The plot brings Judy back to Earth along a convoluted path which gives her the information she needs to understand herself and the Watcher. This process of realisation has occurred to characters in each of the books, leading them to a place where the author can present an argument to the reader. Although Ballantyne succeeds in giving the arguments at the heart of the series genuine weight within story terms, he also has a didactic purpose, which results in the arguments being more memorable than the characters. There is a cool distance in the writing, as though the narrator is drawing the plot neatly to avoid confusing the audience with all the things they don't need to know. This engenders a rather passive voice, which results in emotions being described rather than experienced. Indeed, a significant part of the the thesis of Divergence can only be presented once the fog of emotions has been blown clear. There is a glorious paradox here, since a central conclusion of the book is that a defining characteristic of humans is that we invest our emotions in everything we see around us—"life is just a reflection of ourselves. We look at something, and see part of ourselves in it and call it life." (p. 327)

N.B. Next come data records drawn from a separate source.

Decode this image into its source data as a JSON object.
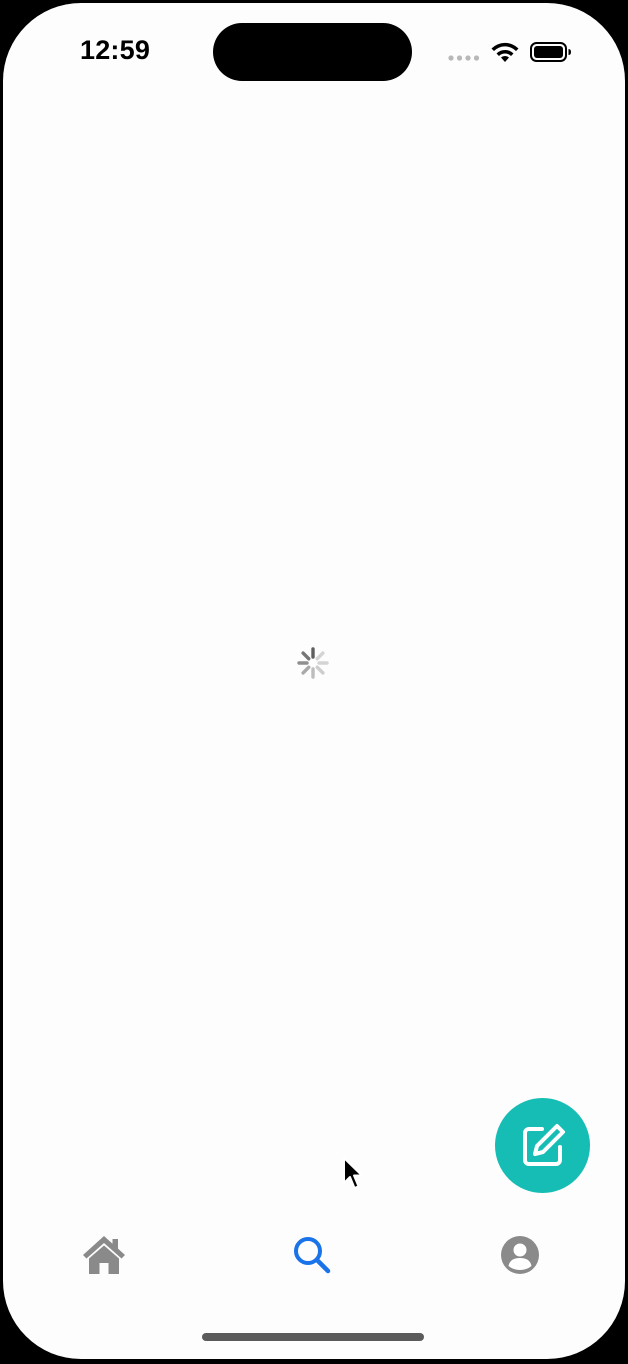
{
  "status_bar": {
    "time": "12:59",
    "signal_icon": "cellular-signal-dots-icon",
    "wifi_icon": "wifi-icon",
    "battery_icon": "battery-full-icon"
  },
  "main": {
    "state": "loading",
    "spinner_icon": "activity-spinner-icon",
    "spinner_color": "#8e8e8e"
  },
  "fab": {
    "icon": "compose-edit-icon",
    "color": "#16bdb5"
  },
  "tab_bar": {
    "active_tab": "search",
    "active_color": "#1a73e8",
    "inactive_color": "#8a8a8a",
    "tabs": [
      {
        "id": "home",
        "icon": "house-icon",
        "active": false
      },
      {
        "id": "search",
        "icon": "magnifying-glass-icon",
        "active": true
      },
      {
        "id": "profile",
        "icon": "person-circle-icon",
        "active": false
      }
    ]
  }
}
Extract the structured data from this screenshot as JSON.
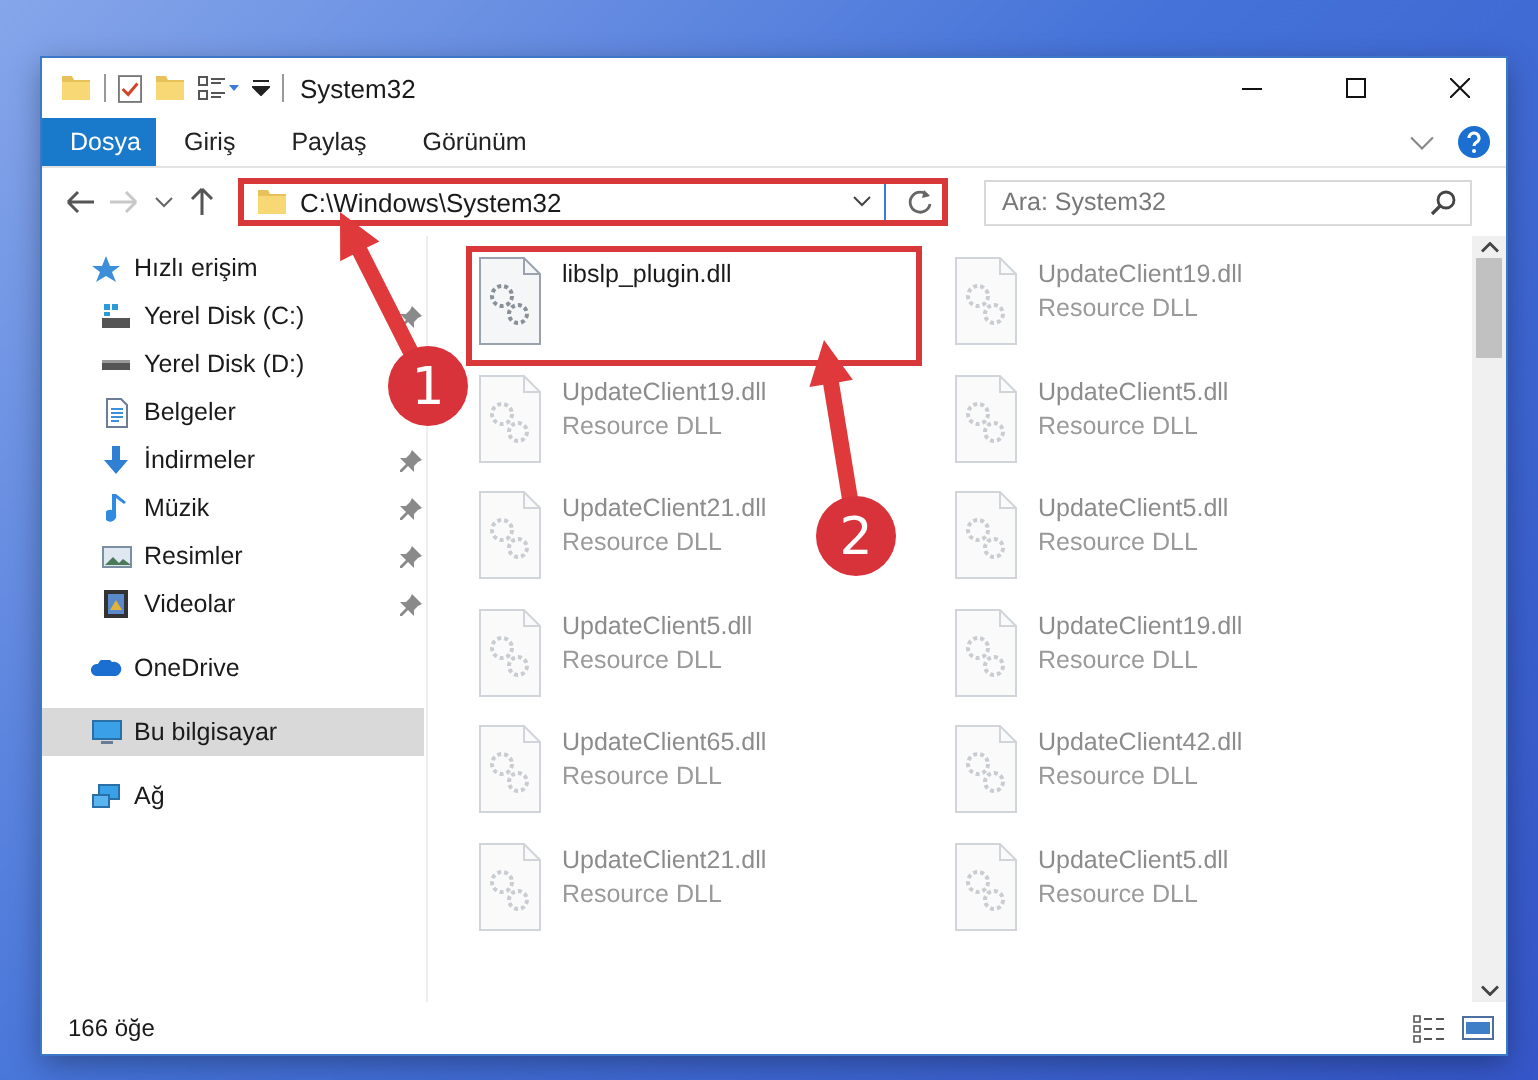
{
  "window": {
    "title": "System32"
  },
  "ribbon_tabs": [
    {
      "label": "Dosya",
      "kind": "file"
    },
    {
      "label": "Giriş",
      "kind": "tab"
    },
    {
      "label": "Paylaş",
      "kind": "tab"
    },
    {
      "label": "Görünüm",
      "kind": "tab"
    }
  ],
  "address_bar": {
    "path": "C:\\Windows\\System32",
    "highlighted": true
  },
  "search": {
    "placeholder": "Ara: System32"
  },
  "sidebar": {
    "items": [
      {
        "label": "Hızlı erişim",
        "kind": "quickaccess",
        "selected": false,
        "children": [
          {
            "label": "Yerel Disk (C:)",
            "kind": "systemdrive",
            "pinned": true
          },
          {
            "label": "Yerel Disk (D:)",
            "kind": "drive",
            "pinned": false
          },
          {
            "label": "Belgeler",
            "kind": "documents",
            "pinned": false
          },
          {
            "label": "İndirmeler",
            "kind": "downloads",
            "pinned": true
          },
          {
            "label": "Müzik",
            "kind": "music",
            "pinned": true
          },
          {
            "label": "Resimler",
            "kind": "pictures",
            "pinned": true
          },
          {
            "label": "Videolar",
            "kind": "videos",
            "pinned": true
          }
        ]
      },
      {
        "label": "OneDrive",
        "kind": "cloud",
        "selected": false
      },
      {
        "label": "Bu bilgisayar",
        "kind": "computer",
        "selected": true
      },
      {
        "label": "Ağ",
        "kind": "network",
        "selected": false
      }
    ]
  },
  "files": [
    {
      "name": "libslp_plugin.dll",
      "faded": false,
      "highlighted": true
    },
    {
      "name": "UpdateClient19.dll",
      "type": "Resource DLL",
      "faded": true,
      "highlighted": false
    },
    {
      "name": "UpdateClient19.dll",
      "type": "Resource DLL",
      "faded": true,
      "highlighted": false
    },
    {
      "name": "UpdateClient5.dll",
      "type": "Resource DLL",
      "faded": true,
      "highlighted": false
    },
    {
      "name": "UpdateClient21.dll",
      "type": "Resource DLL",
      "faded": true,
      "highlighted": false
    },
    {
      "name": "UpdateClient5.dll",
      "type": "Resource DLL",
      "faded": true,
      "highlighted": false
    },
    {
      "name": "UpdateClient5.dll",
      "type": "Resource DLL",
      "faded": true,
      "highlighted": false
    },
    {
      "name": "UpdateClient19.dll",
      "type": "Resource DLL",
      "faded": true,
      "highlighted": false
    },
    {
      "name": "UpdateClient65.dll",
      "type": "Resource DLL",
      "faded": true,
      "highlighted": false
    },
    {
      "name": "UpdateClient42.dll",
      "type": "Resource DLL",
      "faded": true,
      "highlighted": false
    },
    {
      "name": "UpdateClient21.dll",
      "type": "Resource DLL",
      "faded": true,
      "highlighted": false
    },
    {
      "name": "UpdateClient5.dll",
      "type": "Resource DLL",
      "faded": true,
      "highlighted": false
    }
  ],
  "status_bar": {
    "item_count": "166 öğe"
  },
  "annotations": [
    {
      "label": "1"
    },
    {
      "label": "2"
    }
  ]
}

This is only one of the conclusions Ballantyne reaches, though, and the multiplicity of paths which the novel opens up—the divergence of the title—ensures that he can present conflicting solutions side by side. In this, he appears to be at odds with the ending of Recursion. Perhaps his own views have changed through the exploration of ideas that these books represent, though I would not be surprised to learn that the counterpoints of the argument are as well planned and thought out as the reversals of the characters. Ballantyne has written a thought-provoking trilogy where the loosening structure of his text reflects the advance of his plot in a universe which moves from stability to flow.

Duncan Lawie recently moved to the Kent coast and now thinks he will have time to read all the books on his shelves. His work also appears in The Zone.

Duncan Lawie has been reviewing SF for half as long as he has been reading it, although there was a quiet period during two years as an Arthur C. Clarke Award judge. His reviews also appears in the British Science Fiction Association's Vector Magazine.
No comments yet. Be the first!


%d bloggers like this: